Each line of the records below that contains "None" needs to be copied.

***** INFORMATION SHOWN *****

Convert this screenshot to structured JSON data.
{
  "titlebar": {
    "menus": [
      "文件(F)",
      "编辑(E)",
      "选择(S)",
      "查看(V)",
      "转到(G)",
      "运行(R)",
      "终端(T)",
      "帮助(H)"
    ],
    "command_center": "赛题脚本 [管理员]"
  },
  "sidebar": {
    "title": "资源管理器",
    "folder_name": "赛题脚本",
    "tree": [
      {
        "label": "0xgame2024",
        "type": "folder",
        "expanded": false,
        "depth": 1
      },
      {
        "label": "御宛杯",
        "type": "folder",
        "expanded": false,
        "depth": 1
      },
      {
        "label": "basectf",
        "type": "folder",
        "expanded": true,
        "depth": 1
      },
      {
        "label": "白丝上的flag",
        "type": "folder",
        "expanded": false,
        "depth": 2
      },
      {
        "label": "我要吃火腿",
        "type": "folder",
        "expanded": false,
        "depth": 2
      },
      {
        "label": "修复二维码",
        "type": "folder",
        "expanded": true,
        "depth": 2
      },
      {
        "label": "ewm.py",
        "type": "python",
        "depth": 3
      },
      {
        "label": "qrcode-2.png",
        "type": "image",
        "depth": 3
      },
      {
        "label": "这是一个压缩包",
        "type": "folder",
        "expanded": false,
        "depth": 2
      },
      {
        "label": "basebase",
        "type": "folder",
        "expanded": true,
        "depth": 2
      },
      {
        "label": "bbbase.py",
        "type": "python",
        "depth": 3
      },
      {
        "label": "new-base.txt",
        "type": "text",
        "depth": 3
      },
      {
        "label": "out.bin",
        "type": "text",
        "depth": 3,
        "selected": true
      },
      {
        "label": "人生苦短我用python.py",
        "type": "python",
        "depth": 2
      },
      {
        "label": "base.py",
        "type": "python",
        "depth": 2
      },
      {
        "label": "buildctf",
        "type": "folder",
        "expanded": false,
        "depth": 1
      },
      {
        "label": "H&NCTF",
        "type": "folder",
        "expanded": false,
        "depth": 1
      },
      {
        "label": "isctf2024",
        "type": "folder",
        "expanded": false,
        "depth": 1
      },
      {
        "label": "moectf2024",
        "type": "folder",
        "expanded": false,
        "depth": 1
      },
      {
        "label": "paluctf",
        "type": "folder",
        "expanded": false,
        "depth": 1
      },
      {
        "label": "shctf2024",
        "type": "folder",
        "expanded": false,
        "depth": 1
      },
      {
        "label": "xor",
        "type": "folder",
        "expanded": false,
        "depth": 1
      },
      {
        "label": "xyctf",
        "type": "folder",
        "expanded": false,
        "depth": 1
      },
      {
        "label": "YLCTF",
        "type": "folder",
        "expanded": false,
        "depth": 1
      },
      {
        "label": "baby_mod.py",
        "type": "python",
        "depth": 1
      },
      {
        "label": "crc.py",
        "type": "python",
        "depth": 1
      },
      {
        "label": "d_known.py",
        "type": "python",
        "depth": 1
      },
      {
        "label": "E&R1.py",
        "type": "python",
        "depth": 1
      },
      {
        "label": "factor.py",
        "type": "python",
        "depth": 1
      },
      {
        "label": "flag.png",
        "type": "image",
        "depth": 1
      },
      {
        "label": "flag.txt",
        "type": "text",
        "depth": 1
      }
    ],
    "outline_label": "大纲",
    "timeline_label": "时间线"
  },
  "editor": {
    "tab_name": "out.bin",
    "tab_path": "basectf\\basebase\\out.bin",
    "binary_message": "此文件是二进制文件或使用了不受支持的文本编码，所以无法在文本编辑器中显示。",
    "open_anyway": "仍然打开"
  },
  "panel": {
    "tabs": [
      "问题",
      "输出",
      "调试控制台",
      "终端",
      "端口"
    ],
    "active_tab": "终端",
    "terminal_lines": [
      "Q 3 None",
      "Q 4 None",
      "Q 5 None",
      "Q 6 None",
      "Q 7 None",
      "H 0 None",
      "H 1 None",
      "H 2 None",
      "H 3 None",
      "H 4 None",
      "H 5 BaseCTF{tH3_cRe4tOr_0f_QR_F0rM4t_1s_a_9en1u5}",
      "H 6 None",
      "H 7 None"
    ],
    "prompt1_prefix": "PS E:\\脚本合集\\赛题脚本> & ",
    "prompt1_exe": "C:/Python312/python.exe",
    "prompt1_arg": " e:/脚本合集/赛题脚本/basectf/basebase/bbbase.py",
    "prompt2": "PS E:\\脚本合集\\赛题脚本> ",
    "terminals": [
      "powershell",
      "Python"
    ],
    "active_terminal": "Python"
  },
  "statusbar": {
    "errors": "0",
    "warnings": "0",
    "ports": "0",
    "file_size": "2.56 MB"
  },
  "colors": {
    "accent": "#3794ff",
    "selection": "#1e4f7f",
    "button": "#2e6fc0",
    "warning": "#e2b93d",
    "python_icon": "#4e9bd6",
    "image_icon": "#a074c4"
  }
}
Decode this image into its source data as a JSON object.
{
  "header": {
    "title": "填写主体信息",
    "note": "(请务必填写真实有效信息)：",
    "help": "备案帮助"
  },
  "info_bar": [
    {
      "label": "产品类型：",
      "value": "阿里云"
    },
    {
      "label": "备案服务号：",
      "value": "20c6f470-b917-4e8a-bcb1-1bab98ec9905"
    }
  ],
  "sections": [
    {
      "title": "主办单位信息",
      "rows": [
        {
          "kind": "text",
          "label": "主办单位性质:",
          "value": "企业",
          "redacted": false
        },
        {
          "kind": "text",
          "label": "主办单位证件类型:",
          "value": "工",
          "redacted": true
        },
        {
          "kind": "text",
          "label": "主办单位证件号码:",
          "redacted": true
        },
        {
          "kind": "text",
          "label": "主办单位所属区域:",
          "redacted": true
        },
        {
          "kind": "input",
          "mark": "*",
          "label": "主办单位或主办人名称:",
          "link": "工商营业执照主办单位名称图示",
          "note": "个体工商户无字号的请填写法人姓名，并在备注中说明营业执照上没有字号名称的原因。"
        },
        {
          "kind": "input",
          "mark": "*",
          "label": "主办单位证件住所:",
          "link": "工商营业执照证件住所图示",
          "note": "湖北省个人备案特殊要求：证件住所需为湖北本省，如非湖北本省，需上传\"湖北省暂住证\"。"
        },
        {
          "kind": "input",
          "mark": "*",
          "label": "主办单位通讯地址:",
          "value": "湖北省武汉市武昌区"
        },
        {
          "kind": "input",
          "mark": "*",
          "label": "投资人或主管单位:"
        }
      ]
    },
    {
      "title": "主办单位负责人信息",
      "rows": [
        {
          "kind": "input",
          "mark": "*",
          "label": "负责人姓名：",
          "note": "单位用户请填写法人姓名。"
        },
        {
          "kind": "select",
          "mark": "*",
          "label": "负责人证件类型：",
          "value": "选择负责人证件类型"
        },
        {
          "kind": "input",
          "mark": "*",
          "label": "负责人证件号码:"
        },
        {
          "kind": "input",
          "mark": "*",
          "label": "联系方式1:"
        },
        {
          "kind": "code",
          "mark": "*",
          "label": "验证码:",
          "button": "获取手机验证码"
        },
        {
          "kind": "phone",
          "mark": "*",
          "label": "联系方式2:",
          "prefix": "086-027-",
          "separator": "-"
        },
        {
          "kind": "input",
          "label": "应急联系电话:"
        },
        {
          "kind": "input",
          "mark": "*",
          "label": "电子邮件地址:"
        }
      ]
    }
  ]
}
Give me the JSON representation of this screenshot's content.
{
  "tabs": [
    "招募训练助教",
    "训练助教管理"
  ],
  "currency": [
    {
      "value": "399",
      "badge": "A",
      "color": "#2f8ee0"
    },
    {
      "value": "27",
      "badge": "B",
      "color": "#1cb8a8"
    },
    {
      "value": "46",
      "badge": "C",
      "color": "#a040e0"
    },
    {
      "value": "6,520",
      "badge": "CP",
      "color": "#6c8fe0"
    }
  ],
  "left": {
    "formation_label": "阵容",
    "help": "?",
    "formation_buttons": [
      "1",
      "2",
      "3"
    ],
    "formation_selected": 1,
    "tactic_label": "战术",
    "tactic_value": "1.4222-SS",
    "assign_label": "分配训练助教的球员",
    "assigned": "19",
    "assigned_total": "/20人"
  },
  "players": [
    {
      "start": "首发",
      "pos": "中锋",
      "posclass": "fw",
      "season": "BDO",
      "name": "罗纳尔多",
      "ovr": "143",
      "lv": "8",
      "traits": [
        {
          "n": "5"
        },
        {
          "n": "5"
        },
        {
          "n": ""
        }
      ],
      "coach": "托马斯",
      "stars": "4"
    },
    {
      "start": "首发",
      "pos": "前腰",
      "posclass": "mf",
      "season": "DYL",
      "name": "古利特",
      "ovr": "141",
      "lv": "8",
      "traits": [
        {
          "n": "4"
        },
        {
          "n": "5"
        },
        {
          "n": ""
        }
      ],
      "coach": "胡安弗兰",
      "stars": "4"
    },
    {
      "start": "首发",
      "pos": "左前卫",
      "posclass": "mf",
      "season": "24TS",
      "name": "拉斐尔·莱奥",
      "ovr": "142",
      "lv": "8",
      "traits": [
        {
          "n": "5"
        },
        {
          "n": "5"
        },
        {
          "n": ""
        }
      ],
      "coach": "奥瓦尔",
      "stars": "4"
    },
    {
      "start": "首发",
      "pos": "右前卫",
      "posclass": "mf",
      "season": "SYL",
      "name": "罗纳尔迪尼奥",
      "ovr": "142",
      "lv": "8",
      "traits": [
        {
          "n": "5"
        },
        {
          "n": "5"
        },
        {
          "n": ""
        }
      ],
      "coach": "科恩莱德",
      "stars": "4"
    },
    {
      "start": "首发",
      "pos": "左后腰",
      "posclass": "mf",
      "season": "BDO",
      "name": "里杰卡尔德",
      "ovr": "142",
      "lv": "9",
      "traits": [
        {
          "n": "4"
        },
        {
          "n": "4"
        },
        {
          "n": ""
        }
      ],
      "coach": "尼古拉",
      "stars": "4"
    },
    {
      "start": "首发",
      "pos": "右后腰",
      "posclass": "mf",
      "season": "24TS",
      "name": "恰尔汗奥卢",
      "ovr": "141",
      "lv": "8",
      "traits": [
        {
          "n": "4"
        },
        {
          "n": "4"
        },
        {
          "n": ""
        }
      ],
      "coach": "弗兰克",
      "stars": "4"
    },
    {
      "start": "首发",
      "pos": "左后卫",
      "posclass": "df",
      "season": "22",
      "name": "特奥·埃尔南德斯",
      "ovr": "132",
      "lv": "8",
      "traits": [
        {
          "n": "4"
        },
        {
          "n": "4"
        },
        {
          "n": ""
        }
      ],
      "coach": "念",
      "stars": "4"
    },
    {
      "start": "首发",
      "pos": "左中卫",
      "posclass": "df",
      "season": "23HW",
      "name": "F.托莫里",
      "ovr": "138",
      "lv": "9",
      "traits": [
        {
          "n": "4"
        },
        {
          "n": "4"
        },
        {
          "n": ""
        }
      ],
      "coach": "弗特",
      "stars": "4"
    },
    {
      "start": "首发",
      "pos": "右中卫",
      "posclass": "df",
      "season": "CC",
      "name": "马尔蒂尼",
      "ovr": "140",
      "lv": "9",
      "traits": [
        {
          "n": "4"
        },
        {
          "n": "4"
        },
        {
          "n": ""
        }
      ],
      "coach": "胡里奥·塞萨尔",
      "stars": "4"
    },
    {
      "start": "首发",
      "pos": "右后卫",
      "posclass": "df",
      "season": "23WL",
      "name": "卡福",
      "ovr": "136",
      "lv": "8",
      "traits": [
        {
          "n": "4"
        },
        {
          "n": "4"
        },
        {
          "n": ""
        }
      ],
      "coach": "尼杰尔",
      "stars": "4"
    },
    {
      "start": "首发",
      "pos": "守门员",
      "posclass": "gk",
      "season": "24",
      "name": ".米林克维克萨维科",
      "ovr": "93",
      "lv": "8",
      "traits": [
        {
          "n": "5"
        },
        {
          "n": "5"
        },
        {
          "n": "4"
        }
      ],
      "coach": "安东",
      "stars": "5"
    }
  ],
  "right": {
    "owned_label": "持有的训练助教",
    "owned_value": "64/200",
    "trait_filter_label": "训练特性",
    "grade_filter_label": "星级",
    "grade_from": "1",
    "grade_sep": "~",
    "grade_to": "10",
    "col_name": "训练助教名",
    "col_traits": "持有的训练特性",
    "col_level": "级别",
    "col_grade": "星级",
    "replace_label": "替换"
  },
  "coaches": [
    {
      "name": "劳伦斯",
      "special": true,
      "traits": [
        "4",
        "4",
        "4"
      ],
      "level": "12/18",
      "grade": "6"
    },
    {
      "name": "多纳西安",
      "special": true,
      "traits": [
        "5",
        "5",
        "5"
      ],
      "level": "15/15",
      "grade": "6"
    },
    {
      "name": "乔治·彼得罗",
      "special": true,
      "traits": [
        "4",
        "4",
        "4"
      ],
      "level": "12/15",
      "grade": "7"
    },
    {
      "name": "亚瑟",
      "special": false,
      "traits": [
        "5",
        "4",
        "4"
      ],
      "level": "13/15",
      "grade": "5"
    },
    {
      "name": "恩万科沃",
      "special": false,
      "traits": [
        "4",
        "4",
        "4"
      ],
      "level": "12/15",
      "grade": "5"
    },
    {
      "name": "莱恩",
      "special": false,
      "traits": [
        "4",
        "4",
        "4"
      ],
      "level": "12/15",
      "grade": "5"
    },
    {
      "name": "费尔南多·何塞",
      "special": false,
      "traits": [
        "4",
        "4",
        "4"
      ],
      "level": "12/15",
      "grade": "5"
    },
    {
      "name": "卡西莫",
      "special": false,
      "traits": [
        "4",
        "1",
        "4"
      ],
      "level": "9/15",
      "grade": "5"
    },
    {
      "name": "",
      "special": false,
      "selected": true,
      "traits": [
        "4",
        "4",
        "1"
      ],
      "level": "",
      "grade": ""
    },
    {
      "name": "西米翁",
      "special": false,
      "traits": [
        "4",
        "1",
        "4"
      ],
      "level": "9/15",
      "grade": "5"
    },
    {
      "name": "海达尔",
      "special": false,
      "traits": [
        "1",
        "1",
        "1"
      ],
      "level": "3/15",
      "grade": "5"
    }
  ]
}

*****

[ANSWER AREA]
      "Q 3 None",
      "Q 4 None",
      "Q 5 None",
      "Q 6 None",
      "Q 7 None",
      "H 0 None",
      "H 1 None",
      "H 2 None",
      "H 3 None",
      "H 4 None",
      "H 6 None",
      "H 7 None"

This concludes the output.